The task ▸
Every line of the entries below that includes "爱你就像爱生命" belongs in the answer, copied as written.

++++ Records for the task ++++

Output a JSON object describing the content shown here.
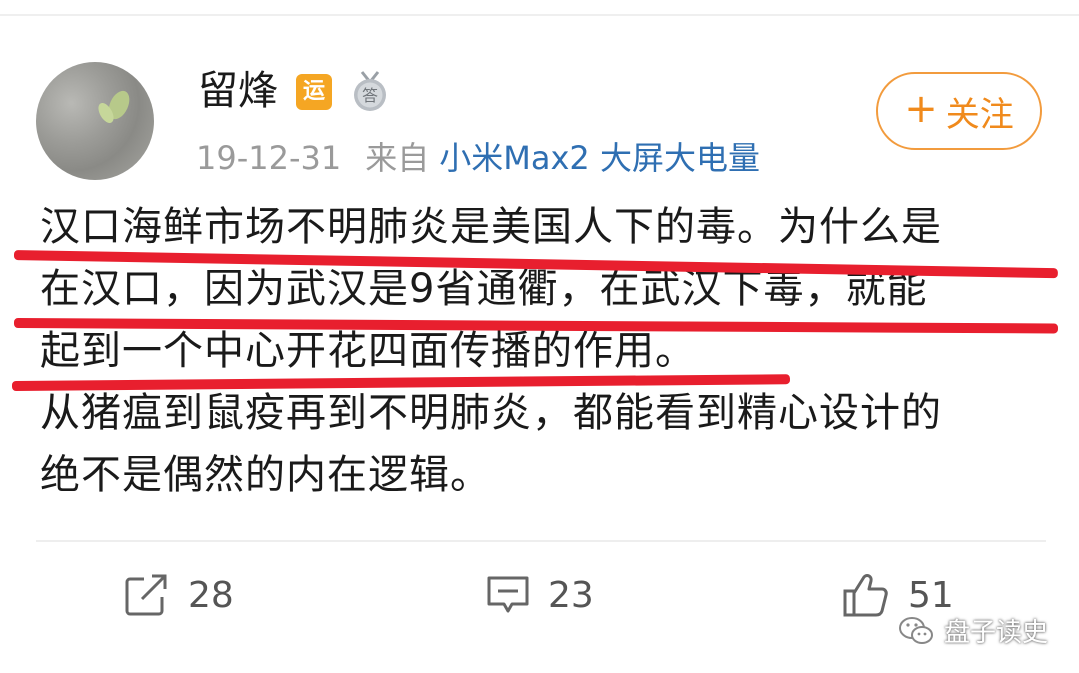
{
  "user": {
    "name": "留烽",
    "badge_yun": "运",
    "badge_da": "答"
  },
  "meta": {
    "date": "19-12-31",
    "source_prefix": "来自",
    "source_device": "小米Max2 大屏大电量"
  },
  "follow": {
    "plus": "+",
    "label": "关注"
  },
  "post": {
    "lines": [
      "汉口海鲜市场不明肺炎是美国人下的毒。为什么是",
      "在汉口，因为武汉是9省通衢，在武汉下毒，就能",
      "起到一个中心开花四面传播的作用。",
      "从猪瘟到鼠疫再到不明肺炎，都能看到精心设计的",
      "绝不是偶然的内在逻辑。"
    ]
  },
  "actions": {
    "repost_count": "28",
    "comment_count": "23",
    "like_count": "51"
  },
  "watermark": {
    "text": "盘子读史"
  },
  "colors": {
    "accent_orange": "#f29b3d",
    "link_blue": "#2f6fb2",
    "underline_red": "#e81f2e"
  }
}
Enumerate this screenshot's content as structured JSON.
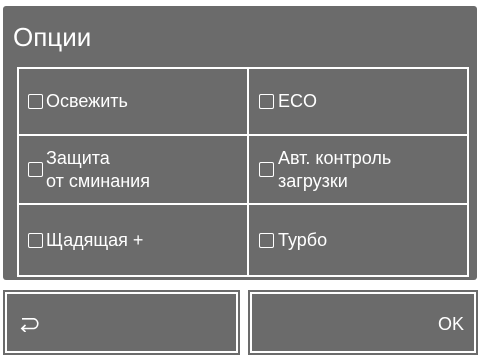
{
  "header": {
    "title": "Опции"
  },
  "options": {
    "refresh": "Освежить",
    "eco": "ECO",
    "anti_crease_line1": "Защита",
    "anti_crease_line2": "от сминания",
    "auto_load_line1": "Авт. контроль",
    "auto_load_line2": "загрузки",
    "gentle_plus": "Щадящая +",
    "turbo": "Турбо"
  },
  "footer": {
    "back_icon": "return-arrow-icon",
    "ok_label": "OK"
  },
  "colors": {
    "panel": "#6b6b6b",
    "text": "#ffffff",
    "background": "#ffffff"
  }
}
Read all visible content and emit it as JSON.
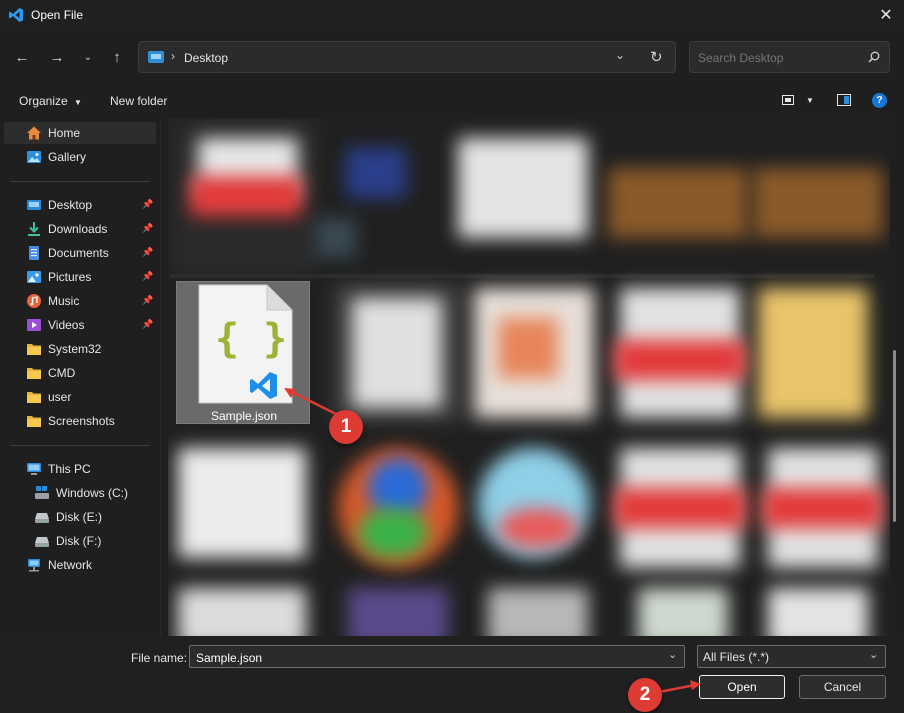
{
  "window": {
    "title": "Open File"
  },
  "address": {
    "location": "Desktop"
  },
  "search": {
    "placeholder": "Search Desktop"
  },
  "toolbar": {
    "organize": "Organize",
    "new_folder": "New folder"
  },
  "sidebar": {
    "items": [
      {
        "label": "Home"
      },
      {
        "label": "Gallery"
      },
      {
        "label": "Desktop"
      },
      {
        "label": "Downloads"
      },
      {
        "label": "Documents"
      },
      {
        "label": "Pictures"
      },
      {
        "label": "Music"
      },
      {
        "label": "Videos"
      },
      {
        "label": "System32"
      },
      {
        "label": "CMD"
      },
      {
        "label": "user"
      },
      {
        "label": "Screenshots"
      },
      {
        "label": "This PC"
      },
      {
        "label": "Windows (C:)"
      },
      {
        "label": "Disk (E:)"
      },
      {
        "label": "Disk (F:)"
      },
      {
        "label": "Network"
      }
    ]
  },
  "file": {
    "name": "Sample.json"
  },
  "bottom": {
    "filename_label": "File name:",
    "filename_value": "Sample.json",
    "filter": "All Files (*.*)",
    "open": "Open",
    "cancel": "Cancel"
  },
  "annotations": {
    "one": "1",
    "two": "2"
  },
  "colors": {
    "accent": "#0078d4",
    "badge": "#dd3b33",
    "json_brace": "#9bb533"
  }
}
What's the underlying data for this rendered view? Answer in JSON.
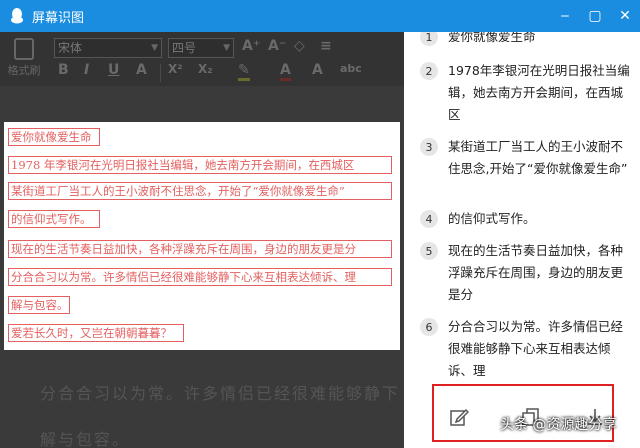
{
  "window": {
    "title": "屏幕识图",
    "controls": [
      "‒",
      "▢",
      "✕"
    ]
  },
  "toolbar": {
    "format_painter_label": "格式刷",
    "font_name": "宋体",
    "font_size": "四号",
    "buttons": [
      "A⁺",
      "A⁻",
      "◇",
      "≡",
      "B",
      "I",
      "U",
      "A",
      "X²",
      "X₂",
      "A",
      "A",
      "abc"
    ]
  },
  "background_text": [
    "分合合习以为常。许多情侣已经很难能够静下",
    "解与包容。"
  ],
  "captured_lines": [
    "爱你就像爱生命",
    "1978 年李银河在光明日报社当编辑，她去南方开会期间，在西城区",
    "某街道工厂当工人的王小波耐不住思念，开始了“爱你就像爱生命”",
    "的信仰式写作。",
    "现在的生活节奏日益加快，各种浮躁充斥在周围，身边的朋友更是分",
    "分合合习以为常。许多情侣已经很难能够静下心来互相表达倾诉、理",
    "解与包容。",
    "爱若长久时，又岂在朝朝暮暮？"
  ],
  "results": [
    {
      "num": "1",
      "text": "爱你就像爱生命"
    },
    {
      "num": "2",
      "text": "1978年李银河在光明日报社当编辑，她去南方开会期间，在西城区"
    },
    {
      "num": "3",
      "text": "某街道工厂当工人的王小波耐不住思念,开始了“爱你就像爱生命”"
    },
    {
      "num": "4",
      "text": "的信仰式写作。"
    },
    {
      "num": "5",
      "text": "现在的生活节奏日益加快，各种浮躁充斥在周围，身边的朋友更是分"
    },
    {
      "num": "6",
      "text": "分合合习以为常。许多情侣已经很难能够静下心来互相表达倾诉、理"
    }
  ],
  "icons": {
    "edit": "edit-icon",
    "copy": "copy-icon",
    "download": "download-icon"
  },
  "watermark": "头条 @资源趣分享",
  "colors": {
    "titlebar": "#1b8de0",
    "highlight": "#e46060",
    "action_border": "#e02020"
  }
}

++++

Task answer ▸
    "爱你就像爱生命",
    "某街道工厂当工人的王小波耐不住思念，开始了“爱你就像爱生命”",
      "text": "爱你就像爱生命"
      "text": "某街道工厂当工人的王小波耐不住思念,开始了“爱你就像爱生命”"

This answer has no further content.